Historically , Dan Bilofsky writes in the Times, the shape was suggested by “the Ottoman emblem, to celebrate the defeat of the Turkish forces that ended the Turkish siege of Vienna in 1683.” But he continues “some food historians say the kipfel appeared in Vienna as early as the 13th century.” What pastry, I wonder, will the defeat of the ISIS forces yield?

Charm, like the croissant’s, is something very French, which is exuded par excellence by French women. Take for instance my one meeting with that greatly gifted and enormously charming French film actress Anouk Aimee, whom you may  remember from “A Man and a Woman,” “La dolce vita,” and “8 ½.” Or else from any other of her 70 plus films under some of cinema’s greatest directors.

I was walking in Times Square one late afternoon when whom should I bump into but Anouk Aimee and her then husband, Pierre Barouh. I can’t recall who first addressed whom, but we stopped briefly and she asked, concerning a matinee they had just come from, “Quest-ce que c’est que ‘fiddler’?” I replied, “Violoniste,” and her face lit up like a klieg light as he laughed and said, in the most musical French, “Ah, didn’t I think so?”  The French, and not only the women, can say the simplest things unforgettably.

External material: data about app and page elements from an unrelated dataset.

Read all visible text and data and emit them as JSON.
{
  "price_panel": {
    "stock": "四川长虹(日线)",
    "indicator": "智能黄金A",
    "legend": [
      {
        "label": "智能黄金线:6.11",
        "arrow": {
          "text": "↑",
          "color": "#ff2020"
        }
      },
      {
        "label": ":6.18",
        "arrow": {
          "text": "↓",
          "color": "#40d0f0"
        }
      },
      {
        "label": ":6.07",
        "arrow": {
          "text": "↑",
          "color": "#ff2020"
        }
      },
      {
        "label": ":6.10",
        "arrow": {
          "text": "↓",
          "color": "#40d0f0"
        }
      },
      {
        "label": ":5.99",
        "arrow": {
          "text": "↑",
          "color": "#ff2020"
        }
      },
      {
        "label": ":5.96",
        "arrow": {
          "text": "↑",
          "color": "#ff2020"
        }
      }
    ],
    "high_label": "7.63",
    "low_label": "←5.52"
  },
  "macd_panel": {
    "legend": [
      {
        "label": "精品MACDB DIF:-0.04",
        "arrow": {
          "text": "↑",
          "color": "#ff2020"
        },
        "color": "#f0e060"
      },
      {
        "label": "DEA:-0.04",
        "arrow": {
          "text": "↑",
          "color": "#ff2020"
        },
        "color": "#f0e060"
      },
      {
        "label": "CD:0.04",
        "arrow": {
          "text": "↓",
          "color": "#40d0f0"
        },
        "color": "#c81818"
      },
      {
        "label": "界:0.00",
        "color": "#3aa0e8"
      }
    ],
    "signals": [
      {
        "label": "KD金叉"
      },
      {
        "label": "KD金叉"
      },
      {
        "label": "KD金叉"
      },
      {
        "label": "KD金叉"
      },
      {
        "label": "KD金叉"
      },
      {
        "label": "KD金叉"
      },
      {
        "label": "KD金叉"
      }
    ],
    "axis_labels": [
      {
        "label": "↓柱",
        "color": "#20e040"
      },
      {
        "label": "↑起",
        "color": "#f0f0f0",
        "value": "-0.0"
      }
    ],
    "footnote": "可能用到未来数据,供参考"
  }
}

This is true not only of pretty actresses. Thus my friend Bill Hedges was
 a fellow Fulbright somewhere in the South, the Midi, as the French call it. I used to call him on the phone to chitchat, often and quite lengthily. His landlady, whom he described as a jolly, corpulent, outspoken, middle-aged woman, would usually first pick up the phone and came to refer to me as “le roi du telephone,” which I rather liked, and which, email notwithstanding, I may still be.

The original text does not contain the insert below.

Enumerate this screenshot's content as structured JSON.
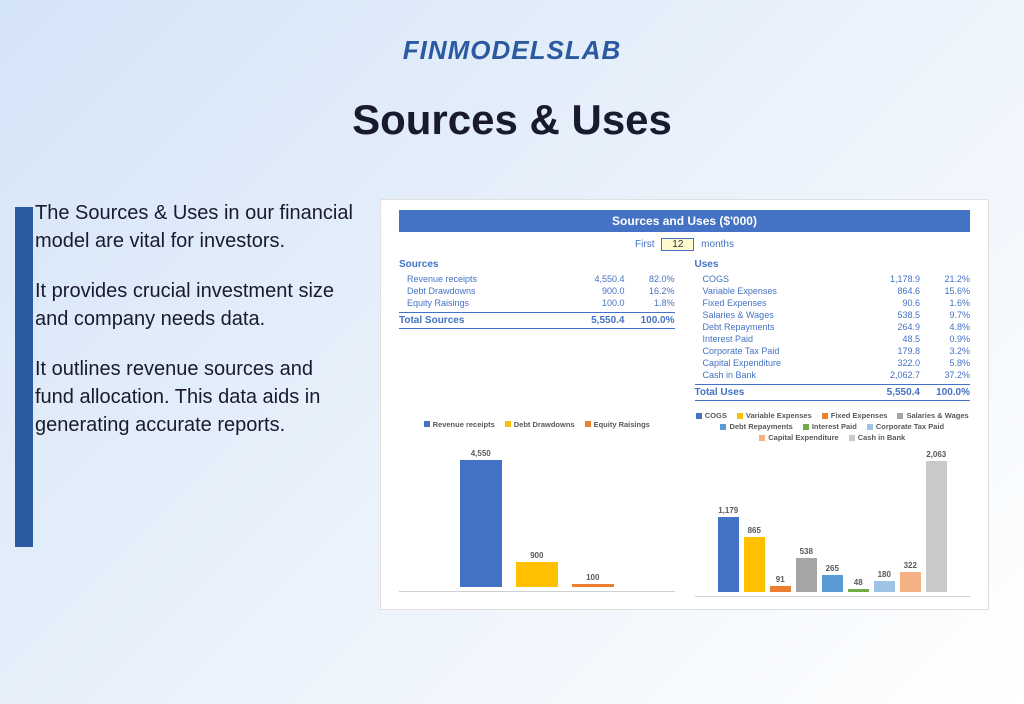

Then again, there was that reception at New York’s French Consulate at which I noticed a very attractive young woman looking somehow lost. I accosted her and she turned out to be a beginning film actress with a rosy future named Audrey Tautou. I sat next to her at the dinner (there were such things in those days), and we enjoyably exchanged views about movies, sometimes agreeing, sometimes not. She gave me her address to which I later wrote a jovial letter, identifying myself—even then—as the vieux monsieur she had chatted with, but never got an answer. By then, she had become a star.

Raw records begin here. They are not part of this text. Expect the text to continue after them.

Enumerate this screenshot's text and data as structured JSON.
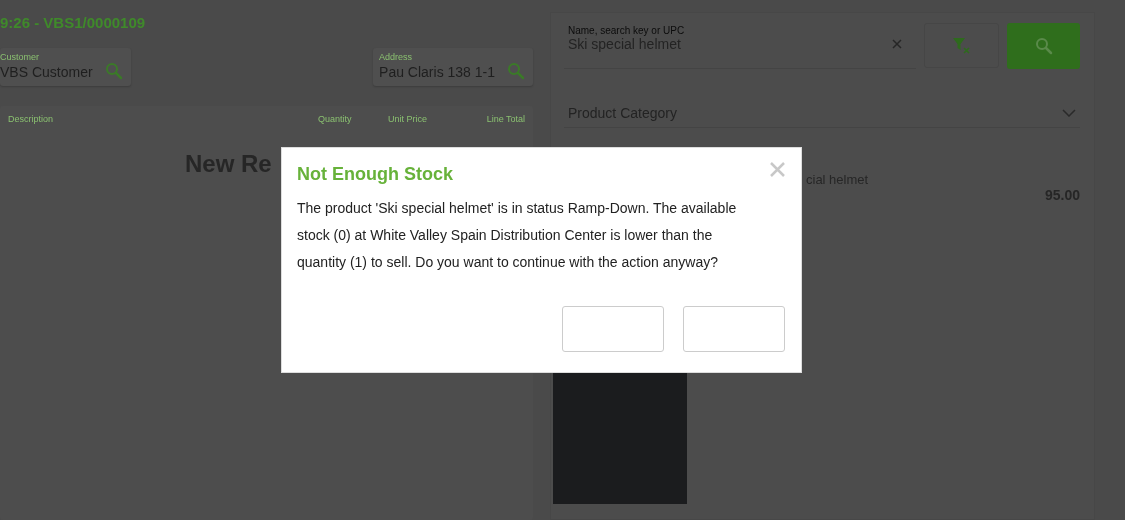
{
  "header": {
    "title": "9:26 - VBS1/0000109"
  },
  "customer": {
    "label": "Customer",
    "value": "VBS Customer"
  },
  "address": {
    "label": "Address",
    "value": "Pau Claris 138 1-1"
  },
  "lines_table": {
    "columns": [
      "Description",
      "Quantity",
      "Unit Price",
      "Line Total"
    ],
    "empty_text": "New Re"
  },
  "product_search": {
    "label": "Name, search key or UPC",
    "value": "Ski special helmet",
    "category": {
      "placeholder": "Product Category"
    }
  },
  "products": [
    {
      "name": "cial helmet",
      "price": "95.00"
    }
  ],
  "dialog": {
    "title": "Not Enough Stock",
    "message": "The product 'Ski special helmet' is in status Ramp-Down. The available stock (0) at White Valley Spain Distribution Center is lower than the quantity (1) to sell. Do you want to continue with the action anyway?",
    "buttons": [
      {
        "kind": "blank"
      },
      {
        "kind": "blank"
      }
    ]
  }
}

A tribute is due, too, to a French diacritical mark: the circumflex. The aigu (acute) and grave are common enough in other languages as well, but the circonflexe (as Keith Houston in the Times of February 20 entertainingly informs me) figures, besides French, only in Romanian, Portuguese, Turkish, Slovak and Vietnamese-- languages rather beyond my purview. In French, though, it is a jauntily pointed cap sitting pretty on top of various vowels, lengthening or darkening their pronunciation. It was near-extinct before the Academie Francaise resuscitated it, and serves mostly as replacement for a discarded S in such words as bête, cout, and huitre, but thriving in English as beast, cost and oyster. It serves other purposes as well, like differentiating between du (due) with, and du (of) without circumflex. In French, it derives from circumflexus, the Latin rendering of the Greek perispomenos (bent around). And sometimes it is just there for no good reason, as in paraitre.

In popular English parlance, French stands for elegance, as in dry cleaning, cuisine, couture, pastry, cuffs, heels, windows, doors; and somewhat more equivocally in dressing, toast, fries, bread, and French kiss. But because of British jealousy of France, there is also the negative French leave (although based on an old French custom) and the now obsolete French letter (condom) and French pox (syphilis).

Most interesting of all is the euphemism “Pardon my French,” an apology for potty mouth, which surely derives from Americans’ equating French with erotic, as also in French kiss. If so, all I can say is “Vive la France!”